Bozkurt, Ozlem
Severcan, Mete
Severcan, Feride
Diabetes Mellitus (DM) is a metabolic disorder, characterized by abnormally high blood glucose levels due to decreased secretion or effectiveness in function of insulin. Having a role in carbohydrate and lipid metabolism, skeletal muscle is affected by the absence of insulin in diabetic conditions. This current study reports the application of Fourier transform infrared (FTIR) spectroscopy in the determination of macromolecular alterations in streptozotocin (STZ)-induced diabetic rat skeletal Soleus (SOL) muscles, which highlight the promise of this technique in medical research. The results revealed that DM induced several alterations in macromolecular content and structure of slow-contracting SOL muscles. In diabetic SOL muscles, a decrease in the content of lipids, proteins and nucleic acids together with an increase in lipid order was observed. The decrease in the level of unsaturation and acyl chain length of lipids demonstrated the increased lipid peroxidation in DM. There were alterations in protein secondary structure in DM with a decrease in alpha-helix and beta-sheet content of proteins, whereas the content of aggregated beta-strands increased, which is generally seen when proteins denature.

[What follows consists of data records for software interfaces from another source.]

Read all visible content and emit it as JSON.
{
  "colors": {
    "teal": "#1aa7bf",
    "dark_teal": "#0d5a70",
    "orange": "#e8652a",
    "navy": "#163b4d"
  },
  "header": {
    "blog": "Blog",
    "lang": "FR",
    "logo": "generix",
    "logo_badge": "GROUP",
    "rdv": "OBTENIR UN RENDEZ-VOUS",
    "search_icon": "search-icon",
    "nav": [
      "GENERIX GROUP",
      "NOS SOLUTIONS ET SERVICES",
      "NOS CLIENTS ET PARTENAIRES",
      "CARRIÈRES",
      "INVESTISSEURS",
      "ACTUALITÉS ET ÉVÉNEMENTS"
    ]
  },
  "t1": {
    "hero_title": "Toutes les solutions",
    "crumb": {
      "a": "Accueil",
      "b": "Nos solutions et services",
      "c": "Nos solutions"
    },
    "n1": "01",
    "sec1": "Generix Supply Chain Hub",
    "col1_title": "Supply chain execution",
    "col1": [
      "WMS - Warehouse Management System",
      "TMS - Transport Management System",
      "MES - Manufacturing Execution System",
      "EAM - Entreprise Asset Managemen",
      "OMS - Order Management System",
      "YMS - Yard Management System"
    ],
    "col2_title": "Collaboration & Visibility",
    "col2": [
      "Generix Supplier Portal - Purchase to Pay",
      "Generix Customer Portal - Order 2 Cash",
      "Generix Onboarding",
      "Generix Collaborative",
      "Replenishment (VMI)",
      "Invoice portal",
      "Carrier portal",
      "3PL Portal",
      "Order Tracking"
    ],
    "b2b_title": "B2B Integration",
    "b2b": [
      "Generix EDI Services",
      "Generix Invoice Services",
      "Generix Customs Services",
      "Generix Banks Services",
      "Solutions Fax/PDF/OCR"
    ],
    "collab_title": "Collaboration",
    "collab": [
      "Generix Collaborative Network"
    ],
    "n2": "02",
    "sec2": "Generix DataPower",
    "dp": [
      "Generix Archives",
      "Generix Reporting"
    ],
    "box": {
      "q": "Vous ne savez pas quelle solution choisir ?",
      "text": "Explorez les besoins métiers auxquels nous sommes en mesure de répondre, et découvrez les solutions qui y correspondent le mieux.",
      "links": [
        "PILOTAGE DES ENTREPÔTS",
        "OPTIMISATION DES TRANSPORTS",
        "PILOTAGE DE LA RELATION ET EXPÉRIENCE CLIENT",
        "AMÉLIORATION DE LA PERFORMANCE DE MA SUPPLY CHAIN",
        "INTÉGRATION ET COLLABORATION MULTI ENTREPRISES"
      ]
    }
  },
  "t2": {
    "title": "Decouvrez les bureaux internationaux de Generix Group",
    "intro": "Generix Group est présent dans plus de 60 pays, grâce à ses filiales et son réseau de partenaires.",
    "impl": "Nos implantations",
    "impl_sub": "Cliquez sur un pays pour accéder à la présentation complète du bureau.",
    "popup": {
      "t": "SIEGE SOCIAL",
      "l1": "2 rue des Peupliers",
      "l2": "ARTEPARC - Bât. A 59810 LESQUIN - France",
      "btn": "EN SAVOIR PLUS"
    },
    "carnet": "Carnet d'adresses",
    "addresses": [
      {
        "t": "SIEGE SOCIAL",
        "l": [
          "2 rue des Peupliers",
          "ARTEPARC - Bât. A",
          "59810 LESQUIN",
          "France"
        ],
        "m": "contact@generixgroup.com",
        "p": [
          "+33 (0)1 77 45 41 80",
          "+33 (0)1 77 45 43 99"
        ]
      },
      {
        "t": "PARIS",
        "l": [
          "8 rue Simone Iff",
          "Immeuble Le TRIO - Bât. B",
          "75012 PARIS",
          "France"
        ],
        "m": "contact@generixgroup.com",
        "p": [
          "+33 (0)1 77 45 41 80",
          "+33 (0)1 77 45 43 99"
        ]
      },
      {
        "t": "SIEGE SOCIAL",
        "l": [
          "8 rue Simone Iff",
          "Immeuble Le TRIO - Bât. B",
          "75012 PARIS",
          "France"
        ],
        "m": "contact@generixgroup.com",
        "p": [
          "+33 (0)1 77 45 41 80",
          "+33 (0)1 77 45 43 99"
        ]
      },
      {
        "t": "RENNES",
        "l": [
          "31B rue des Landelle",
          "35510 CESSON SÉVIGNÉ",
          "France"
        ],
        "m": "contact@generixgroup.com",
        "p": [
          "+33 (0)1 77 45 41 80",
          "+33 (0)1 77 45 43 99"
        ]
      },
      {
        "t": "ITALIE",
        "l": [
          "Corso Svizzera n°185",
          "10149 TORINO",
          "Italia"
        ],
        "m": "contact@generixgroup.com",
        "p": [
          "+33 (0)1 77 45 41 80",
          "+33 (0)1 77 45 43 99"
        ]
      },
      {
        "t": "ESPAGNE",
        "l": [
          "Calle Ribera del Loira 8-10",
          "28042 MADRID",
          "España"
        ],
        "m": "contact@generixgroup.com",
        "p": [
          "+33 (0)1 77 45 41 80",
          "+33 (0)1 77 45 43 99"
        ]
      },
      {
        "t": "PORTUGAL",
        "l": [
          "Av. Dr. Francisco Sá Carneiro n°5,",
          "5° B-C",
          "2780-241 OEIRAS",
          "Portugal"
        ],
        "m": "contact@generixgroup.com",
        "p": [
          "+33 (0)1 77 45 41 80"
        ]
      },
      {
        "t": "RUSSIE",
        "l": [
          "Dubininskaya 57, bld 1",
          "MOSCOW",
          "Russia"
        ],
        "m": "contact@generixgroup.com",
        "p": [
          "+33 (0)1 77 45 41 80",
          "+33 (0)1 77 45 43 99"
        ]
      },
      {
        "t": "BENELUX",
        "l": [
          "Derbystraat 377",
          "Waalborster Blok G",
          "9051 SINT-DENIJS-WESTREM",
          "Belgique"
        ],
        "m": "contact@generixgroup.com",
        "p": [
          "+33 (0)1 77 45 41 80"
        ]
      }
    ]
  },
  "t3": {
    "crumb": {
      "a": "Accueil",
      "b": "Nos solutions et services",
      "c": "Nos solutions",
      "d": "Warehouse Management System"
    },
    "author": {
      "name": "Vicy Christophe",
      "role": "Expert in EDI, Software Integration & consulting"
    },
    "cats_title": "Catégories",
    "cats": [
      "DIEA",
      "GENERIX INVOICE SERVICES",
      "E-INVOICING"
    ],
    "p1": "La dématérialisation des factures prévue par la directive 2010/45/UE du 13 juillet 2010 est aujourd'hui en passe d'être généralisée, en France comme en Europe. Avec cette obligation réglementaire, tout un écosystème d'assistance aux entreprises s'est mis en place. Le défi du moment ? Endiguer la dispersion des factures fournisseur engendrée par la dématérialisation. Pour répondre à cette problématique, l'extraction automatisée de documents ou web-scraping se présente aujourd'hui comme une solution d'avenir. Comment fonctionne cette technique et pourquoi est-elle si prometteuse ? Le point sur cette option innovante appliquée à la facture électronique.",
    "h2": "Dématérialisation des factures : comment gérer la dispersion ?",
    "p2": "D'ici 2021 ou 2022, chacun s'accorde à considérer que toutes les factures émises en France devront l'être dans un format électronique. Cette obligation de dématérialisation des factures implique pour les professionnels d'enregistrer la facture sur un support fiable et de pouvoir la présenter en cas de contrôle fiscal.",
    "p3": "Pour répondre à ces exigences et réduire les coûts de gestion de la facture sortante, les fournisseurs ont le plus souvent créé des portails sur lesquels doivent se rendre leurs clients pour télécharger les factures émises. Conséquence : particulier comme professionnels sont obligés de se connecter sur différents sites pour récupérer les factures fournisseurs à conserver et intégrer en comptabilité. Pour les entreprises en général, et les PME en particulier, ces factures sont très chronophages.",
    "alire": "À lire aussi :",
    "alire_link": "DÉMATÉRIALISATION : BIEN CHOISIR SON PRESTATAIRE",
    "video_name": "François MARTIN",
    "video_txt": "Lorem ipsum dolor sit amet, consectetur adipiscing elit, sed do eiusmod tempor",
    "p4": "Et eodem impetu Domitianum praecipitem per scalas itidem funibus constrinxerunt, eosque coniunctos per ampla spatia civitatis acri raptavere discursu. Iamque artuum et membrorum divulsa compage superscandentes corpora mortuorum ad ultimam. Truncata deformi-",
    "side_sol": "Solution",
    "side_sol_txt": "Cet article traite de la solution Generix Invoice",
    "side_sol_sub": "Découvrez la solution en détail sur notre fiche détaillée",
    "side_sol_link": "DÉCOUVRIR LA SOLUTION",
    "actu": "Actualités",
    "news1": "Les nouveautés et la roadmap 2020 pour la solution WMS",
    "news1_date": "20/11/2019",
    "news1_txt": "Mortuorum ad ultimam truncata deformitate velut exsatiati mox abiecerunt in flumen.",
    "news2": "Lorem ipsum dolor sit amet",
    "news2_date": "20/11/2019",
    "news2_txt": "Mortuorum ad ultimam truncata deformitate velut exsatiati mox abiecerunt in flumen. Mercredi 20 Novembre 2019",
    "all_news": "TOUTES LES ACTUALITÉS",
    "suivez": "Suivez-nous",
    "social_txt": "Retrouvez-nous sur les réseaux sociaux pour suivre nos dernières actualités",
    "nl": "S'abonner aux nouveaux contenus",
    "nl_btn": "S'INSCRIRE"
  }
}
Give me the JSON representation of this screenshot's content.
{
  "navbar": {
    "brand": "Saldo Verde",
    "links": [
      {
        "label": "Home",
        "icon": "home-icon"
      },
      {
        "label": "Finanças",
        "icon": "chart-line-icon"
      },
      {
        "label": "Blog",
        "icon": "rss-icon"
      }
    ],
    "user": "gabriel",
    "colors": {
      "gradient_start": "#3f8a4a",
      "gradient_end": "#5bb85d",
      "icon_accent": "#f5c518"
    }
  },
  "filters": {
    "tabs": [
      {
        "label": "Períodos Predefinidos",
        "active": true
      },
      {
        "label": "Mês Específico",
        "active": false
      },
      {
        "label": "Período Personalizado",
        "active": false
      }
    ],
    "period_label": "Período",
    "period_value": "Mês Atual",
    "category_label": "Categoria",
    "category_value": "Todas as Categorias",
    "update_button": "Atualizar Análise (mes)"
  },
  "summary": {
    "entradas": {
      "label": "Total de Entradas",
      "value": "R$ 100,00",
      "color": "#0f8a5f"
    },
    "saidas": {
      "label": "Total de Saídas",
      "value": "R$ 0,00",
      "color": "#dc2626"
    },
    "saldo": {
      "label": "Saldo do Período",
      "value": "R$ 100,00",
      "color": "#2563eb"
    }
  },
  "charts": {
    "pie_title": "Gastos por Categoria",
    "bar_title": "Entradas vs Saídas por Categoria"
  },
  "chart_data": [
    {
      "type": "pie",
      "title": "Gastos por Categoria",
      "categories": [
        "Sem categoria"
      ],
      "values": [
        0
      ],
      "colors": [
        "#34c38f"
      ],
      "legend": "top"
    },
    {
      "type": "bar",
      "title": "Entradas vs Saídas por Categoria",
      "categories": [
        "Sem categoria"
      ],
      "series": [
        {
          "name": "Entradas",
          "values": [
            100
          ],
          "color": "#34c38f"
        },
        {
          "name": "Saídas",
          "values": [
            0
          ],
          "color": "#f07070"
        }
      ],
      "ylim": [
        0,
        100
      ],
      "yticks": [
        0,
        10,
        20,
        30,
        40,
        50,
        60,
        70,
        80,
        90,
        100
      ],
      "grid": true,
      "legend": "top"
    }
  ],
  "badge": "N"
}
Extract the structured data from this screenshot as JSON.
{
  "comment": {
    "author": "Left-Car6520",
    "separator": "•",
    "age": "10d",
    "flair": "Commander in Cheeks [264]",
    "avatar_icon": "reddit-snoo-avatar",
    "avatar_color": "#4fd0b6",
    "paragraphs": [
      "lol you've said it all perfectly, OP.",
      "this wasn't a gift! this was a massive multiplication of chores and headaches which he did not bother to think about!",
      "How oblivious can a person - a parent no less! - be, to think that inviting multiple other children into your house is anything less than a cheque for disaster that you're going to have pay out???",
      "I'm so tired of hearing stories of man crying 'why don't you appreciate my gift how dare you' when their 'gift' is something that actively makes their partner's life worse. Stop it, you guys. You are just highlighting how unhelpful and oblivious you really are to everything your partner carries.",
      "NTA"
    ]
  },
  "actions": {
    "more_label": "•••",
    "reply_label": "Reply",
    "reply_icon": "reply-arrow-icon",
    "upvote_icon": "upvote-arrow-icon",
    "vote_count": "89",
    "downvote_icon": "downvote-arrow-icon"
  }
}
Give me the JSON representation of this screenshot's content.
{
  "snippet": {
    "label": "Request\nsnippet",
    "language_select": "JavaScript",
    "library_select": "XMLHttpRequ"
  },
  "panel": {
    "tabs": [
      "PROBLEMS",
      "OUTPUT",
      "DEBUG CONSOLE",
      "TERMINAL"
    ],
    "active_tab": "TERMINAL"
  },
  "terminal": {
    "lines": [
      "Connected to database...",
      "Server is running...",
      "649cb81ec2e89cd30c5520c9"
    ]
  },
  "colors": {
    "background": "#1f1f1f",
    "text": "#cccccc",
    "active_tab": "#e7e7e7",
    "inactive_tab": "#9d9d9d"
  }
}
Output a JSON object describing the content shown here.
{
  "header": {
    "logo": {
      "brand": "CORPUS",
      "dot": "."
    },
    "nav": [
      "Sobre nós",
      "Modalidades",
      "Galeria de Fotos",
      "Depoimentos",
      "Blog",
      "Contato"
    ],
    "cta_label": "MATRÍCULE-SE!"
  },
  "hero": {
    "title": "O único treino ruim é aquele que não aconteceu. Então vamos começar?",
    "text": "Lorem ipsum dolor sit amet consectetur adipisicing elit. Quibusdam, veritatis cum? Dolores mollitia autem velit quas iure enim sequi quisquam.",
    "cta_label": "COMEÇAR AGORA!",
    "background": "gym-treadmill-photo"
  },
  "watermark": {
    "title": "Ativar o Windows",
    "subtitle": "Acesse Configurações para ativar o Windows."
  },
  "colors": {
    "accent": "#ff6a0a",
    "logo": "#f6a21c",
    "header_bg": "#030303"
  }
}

Besides, the integrity of collagen molecules was found to be decreased, demonstrating the alterations in its triple helical structure in diabetic muscles. Furthermore, the same alterations mentioned above were also observed in diabetic fast-contracting Extensor Digitorum Longus (EDL) muscles. However, having a high content of mitochondria and relying on an oxidative pathway, SOL muscle was found to be more affected by DM.